The ADP is a key part of the UNFCCC process, ensuring a protocol with legal force is constructed by 2015. However, there are also urgent measures that need to be taken before 2020 in order to ensure health impacts of climate change are minimised and health co-benefits realised. Thus, during these 2 weeks the IFMSA delegation will be working with other organizations dealing with health and climate change including the WHO, YOUNGO and in order to reinforce the message that the health impacts of climate change will be very costly and that action promoting health can have tremendous co-benefits on our environment and can contribute to mitigate climate change.
This comes at a time when the impacts of climate change are more stark than ever, with the recent earthquake in Nepal, which killed over 8000 people, being attributed to melting glaciers and changing weather patterns disrupting the integrity of the Earth’s structure. Although most earthquakes are not climate related, climate change is also a major driver of droughts in California, Brazil, Vietnam, New Zealand, sub-saharan Africa and Australia, which have destroyed agricultural livelihoods and threatened food and water security for millions of people. Extreme weather events have been linked to conflict and migration in Sudan and Syria, and rising sea levels are a constant reminder that Pacific Island communities and low lying countries are at high risk of devastating flooding. These impacts are only going to get worse, thus it is critical that adequate adaptation measures are put in place for those already suffering the impacts of climate change.
There are many opportunities within the negotiating text to put public health at the forefront of adaptation and mitigation measures and we hope that the outcome of ADP2.9 will ensure health is a leading priority in constructing a meaningful global agreement in Paris.
Meet the delegation…
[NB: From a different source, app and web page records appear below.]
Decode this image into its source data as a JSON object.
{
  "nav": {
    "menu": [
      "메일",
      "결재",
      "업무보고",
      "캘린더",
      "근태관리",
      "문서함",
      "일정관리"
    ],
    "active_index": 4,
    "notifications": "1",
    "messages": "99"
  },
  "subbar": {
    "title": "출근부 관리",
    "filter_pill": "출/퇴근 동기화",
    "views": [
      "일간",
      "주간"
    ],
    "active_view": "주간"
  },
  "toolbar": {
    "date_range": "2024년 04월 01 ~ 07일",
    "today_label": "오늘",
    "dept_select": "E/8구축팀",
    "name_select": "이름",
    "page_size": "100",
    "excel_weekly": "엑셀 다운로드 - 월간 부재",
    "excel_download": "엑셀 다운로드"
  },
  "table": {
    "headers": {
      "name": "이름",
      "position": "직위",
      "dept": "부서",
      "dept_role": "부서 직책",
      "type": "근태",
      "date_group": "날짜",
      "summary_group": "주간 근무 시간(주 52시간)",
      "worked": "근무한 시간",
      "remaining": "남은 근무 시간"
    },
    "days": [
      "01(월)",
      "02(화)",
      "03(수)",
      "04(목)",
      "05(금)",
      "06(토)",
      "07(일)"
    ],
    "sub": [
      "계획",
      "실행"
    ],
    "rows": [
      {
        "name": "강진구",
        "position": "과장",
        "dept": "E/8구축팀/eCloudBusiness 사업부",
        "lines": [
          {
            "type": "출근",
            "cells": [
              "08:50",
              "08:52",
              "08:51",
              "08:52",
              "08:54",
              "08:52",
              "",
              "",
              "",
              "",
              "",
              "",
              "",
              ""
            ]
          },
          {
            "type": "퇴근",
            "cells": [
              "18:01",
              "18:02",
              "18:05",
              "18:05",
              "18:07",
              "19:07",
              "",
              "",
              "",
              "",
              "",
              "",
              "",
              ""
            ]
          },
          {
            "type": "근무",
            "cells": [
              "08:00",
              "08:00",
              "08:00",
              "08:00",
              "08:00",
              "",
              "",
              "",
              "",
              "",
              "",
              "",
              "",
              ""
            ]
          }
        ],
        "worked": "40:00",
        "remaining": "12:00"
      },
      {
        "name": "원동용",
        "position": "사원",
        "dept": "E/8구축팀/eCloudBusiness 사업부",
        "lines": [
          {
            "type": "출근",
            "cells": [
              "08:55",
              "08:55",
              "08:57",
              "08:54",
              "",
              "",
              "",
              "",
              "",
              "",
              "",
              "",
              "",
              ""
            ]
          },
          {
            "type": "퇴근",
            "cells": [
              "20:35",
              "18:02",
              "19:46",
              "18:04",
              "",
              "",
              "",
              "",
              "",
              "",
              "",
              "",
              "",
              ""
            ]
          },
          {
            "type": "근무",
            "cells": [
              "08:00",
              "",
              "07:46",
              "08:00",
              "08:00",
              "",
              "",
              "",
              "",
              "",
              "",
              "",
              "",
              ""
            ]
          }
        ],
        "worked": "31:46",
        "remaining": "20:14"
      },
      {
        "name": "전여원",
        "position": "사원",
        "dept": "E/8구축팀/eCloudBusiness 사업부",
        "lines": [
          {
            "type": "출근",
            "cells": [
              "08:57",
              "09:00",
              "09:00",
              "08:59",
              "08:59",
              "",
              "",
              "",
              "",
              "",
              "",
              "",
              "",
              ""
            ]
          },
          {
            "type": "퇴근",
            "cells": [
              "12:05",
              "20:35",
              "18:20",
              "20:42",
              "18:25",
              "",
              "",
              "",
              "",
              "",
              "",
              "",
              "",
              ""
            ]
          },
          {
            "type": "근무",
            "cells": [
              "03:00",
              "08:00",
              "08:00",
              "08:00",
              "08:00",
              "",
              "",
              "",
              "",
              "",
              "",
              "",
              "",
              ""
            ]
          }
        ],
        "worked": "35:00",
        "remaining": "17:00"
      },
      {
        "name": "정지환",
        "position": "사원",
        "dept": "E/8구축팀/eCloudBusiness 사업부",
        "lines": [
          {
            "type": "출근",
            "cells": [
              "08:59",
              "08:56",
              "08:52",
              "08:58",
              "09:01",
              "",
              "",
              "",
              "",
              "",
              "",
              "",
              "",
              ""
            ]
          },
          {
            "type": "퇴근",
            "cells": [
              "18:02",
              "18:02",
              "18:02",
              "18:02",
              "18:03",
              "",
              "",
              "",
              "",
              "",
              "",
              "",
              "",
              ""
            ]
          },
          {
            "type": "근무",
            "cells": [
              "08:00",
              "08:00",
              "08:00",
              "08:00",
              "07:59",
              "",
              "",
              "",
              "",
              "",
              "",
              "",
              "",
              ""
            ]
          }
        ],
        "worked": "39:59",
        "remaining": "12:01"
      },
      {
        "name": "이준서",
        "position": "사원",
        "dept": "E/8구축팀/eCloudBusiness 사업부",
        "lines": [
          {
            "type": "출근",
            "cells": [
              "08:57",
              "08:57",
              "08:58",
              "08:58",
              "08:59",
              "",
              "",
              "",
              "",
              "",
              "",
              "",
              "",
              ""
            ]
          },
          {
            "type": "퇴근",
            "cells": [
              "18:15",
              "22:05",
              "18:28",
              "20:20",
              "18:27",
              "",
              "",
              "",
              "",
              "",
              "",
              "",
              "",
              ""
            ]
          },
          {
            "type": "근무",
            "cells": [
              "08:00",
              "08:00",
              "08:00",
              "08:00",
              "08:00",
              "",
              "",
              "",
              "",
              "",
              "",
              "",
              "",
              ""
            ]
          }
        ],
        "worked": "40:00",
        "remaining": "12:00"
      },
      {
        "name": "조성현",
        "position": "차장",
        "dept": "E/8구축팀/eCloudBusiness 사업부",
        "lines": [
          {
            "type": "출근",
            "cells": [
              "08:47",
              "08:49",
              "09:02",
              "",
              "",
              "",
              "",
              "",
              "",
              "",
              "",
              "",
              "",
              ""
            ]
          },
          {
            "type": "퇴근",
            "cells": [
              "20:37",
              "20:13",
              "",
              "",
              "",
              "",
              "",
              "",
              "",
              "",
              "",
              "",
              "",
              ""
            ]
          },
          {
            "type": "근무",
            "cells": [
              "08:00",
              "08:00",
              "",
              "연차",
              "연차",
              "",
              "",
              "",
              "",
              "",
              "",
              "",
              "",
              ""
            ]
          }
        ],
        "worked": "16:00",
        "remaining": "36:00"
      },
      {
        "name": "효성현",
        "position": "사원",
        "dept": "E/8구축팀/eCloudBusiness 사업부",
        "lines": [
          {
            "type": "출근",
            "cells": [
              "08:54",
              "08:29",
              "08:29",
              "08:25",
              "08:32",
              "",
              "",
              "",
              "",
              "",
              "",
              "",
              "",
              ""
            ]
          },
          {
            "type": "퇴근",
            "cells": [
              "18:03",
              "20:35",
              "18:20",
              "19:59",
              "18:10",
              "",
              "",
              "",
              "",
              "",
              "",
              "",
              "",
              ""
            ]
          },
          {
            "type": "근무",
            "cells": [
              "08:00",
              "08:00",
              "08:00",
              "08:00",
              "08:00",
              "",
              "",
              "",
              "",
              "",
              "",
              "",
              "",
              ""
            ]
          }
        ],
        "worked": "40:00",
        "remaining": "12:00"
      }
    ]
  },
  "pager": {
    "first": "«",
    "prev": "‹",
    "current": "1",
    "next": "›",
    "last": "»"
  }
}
Arthur Mello has just graduated from medical school a few months ago, and has great experience working in public health on the nationa level in his home country, Brazil. He is IFMSA Liaison Officer for Public Health Issues and is the head of IFMSA delegation to UNFCCC ADP2.9.
Eleanor Dow is a medical student at the University of Edinburgh and has just completed a BSc in International Public Health Policy. She is one of the coordinators of Healthy Planet UK, which is an affiliate of Medsin UK and has been working particularly on fossil fuel divestment over the past year, both with UK health institutions and universities.
Michaela Franzén Malmros is a MD/phD student at the Karolinska Institutet in Stockholm and holds the positions NMO President of IFMSA-Sweden and Vice President of IFMSA-Stockholm within International Federation of Medical Students’ Associations (IFMSA).
Diogo Martins is medical student from Portugal. He currently holds the position of IFMSA Liaison Officer to UNESCO, and has been the head of IFMSA Delegation to the previous ADP Session earlier this year in February 2015 in Geneva.
Yassen Tcholakov is a medical student from Montreal and has a Master of International Health from the University of Copenhaguen. He has previously worked with the World Health Organization Climate Change and Health Unit and has been attending UNFCCC ADP2.8 Session.